Collection entries
##########

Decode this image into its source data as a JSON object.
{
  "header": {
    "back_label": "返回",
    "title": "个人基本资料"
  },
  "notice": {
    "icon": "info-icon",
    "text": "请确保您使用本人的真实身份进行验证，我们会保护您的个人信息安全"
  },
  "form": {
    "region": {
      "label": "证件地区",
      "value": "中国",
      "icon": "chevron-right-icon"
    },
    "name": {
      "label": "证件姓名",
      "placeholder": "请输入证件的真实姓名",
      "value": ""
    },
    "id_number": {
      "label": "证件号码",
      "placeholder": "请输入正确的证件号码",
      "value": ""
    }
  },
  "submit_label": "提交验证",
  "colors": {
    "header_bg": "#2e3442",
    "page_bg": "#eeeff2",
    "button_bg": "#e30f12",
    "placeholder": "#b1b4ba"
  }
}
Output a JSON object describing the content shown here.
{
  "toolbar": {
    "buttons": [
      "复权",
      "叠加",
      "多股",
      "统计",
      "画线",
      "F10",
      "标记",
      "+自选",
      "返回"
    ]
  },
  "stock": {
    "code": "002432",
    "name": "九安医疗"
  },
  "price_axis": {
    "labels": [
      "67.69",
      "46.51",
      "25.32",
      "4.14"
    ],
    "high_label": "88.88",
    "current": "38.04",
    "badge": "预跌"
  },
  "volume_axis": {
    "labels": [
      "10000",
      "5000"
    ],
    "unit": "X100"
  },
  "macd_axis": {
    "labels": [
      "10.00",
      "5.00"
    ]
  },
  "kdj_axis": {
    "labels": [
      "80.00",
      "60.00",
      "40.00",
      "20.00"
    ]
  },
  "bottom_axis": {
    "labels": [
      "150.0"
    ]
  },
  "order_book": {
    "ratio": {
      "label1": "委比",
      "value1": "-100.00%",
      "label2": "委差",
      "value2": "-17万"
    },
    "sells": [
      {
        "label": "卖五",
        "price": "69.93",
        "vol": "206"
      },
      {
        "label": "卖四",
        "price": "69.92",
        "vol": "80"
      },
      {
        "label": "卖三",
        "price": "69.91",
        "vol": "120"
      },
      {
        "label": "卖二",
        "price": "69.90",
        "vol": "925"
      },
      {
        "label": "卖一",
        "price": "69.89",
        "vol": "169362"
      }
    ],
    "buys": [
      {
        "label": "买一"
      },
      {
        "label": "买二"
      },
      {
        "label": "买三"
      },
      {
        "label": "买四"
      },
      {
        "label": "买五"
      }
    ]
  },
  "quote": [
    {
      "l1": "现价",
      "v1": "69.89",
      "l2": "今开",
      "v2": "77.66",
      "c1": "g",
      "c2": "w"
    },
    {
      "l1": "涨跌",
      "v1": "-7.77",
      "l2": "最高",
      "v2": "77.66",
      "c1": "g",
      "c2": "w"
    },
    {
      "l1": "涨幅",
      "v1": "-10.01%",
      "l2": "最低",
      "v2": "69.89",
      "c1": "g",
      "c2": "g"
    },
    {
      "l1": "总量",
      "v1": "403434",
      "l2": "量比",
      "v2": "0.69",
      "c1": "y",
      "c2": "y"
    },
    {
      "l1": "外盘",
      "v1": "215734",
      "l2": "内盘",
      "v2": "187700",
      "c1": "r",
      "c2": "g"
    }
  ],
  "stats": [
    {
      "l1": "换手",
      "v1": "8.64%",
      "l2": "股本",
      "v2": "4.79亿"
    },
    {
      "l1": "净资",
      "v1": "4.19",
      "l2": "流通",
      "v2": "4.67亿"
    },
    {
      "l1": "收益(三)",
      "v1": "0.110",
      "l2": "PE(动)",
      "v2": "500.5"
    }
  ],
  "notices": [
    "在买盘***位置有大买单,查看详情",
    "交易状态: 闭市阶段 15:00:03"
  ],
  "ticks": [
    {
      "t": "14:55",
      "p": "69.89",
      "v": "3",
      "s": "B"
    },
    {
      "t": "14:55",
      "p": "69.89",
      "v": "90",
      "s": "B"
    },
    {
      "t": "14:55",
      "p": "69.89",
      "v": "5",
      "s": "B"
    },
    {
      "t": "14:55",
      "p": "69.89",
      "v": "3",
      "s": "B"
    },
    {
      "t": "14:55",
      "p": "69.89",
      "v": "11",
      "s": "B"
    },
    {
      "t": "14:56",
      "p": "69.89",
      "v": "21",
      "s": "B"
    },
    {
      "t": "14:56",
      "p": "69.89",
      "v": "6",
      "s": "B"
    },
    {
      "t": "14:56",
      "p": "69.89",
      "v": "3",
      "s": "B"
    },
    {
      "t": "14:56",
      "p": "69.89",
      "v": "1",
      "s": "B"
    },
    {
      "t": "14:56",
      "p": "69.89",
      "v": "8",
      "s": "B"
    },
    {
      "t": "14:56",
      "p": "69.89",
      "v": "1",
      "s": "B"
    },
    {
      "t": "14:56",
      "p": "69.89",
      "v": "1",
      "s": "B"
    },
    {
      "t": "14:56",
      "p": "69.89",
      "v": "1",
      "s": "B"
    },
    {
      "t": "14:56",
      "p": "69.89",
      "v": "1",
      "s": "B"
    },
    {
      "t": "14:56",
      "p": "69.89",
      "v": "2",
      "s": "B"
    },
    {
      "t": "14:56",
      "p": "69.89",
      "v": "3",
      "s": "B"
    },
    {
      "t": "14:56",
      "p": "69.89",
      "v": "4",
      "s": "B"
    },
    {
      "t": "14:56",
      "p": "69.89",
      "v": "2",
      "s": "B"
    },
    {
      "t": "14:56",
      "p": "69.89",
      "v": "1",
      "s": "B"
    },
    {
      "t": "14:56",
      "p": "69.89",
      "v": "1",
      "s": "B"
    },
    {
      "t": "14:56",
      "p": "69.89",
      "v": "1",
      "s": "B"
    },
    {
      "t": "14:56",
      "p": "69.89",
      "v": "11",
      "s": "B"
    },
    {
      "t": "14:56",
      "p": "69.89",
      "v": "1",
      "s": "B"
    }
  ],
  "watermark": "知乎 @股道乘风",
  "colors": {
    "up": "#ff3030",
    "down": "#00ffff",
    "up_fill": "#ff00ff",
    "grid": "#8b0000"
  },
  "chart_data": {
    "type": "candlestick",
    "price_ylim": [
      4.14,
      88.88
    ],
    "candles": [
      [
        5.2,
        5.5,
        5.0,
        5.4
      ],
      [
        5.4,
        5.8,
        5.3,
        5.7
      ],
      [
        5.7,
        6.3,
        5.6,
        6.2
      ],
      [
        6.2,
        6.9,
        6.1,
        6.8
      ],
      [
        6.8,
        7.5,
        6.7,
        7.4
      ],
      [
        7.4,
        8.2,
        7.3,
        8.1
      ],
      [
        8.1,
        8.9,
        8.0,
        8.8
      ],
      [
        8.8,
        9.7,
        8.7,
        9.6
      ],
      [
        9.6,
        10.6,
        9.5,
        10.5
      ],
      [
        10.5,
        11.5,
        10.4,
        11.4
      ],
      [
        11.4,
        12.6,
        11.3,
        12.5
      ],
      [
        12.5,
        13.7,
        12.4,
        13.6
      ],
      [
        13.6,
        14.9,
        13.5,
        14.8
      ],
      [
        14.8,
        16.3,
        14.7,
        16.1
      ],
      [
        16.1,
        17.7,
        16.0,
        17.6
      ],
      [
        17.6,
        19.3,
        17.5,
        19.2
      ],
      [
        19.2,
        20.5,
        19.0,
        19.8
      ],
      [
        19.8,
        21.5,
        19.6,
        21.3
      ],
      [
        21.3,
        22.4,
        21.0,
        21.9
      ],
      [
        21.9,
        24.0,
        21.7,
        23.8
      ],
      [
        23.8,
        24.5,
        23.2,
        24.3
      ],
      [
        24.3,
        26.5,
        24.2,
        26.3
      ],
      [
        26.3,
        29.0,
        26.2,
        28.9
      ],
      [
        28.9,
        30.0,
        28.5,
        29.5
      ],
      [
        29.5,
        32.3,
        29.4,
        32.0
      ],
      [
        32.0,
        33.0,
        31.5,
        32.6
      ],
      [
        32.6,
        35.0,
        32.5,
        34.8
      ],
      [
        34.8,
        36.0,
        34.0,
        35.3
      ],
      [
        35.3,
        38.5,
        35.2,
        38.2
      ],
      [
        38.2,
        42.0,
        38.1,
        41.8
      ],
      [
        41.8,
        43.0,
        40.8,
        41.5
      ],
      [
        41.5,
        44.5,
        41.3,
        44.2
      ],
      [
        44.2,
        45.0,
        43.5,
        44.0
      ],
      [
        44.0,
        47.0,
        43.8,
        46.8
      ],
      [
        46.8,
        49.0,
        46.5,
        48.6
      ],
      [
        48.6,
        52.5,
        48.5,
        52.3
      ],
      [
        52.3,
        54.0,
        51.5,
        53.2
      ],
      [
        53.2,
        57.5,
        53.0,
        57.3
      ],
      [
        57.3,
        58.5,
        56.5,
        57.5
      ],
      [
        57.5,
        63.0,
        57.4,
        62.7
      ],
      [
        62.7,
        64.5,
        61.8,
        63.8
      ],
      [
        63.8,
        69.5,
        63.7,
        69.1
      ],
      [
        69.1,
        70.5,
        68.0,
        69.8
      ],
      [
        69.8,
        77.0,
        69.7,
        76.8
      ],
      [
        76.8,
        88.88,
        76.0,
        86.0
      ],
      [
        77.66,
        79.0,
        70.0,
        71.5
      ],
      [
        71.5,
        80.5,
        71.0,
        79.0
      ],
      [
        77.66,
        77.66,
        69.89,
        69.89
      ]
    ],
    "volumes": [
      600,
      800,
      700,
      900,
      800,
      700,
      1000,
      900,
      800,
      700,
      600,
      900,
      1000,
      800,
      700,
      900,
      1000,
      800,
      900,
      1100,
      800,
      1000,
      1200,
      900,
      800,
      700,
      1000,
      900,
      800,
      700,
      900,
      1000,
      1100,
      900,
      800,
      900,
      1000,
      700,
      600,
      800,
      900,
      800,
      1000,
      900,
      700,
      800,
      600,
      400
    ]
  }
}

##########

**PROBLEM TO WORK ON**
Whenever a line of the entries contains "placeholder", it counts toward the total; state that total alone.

**RESULT OF THE TASK**
3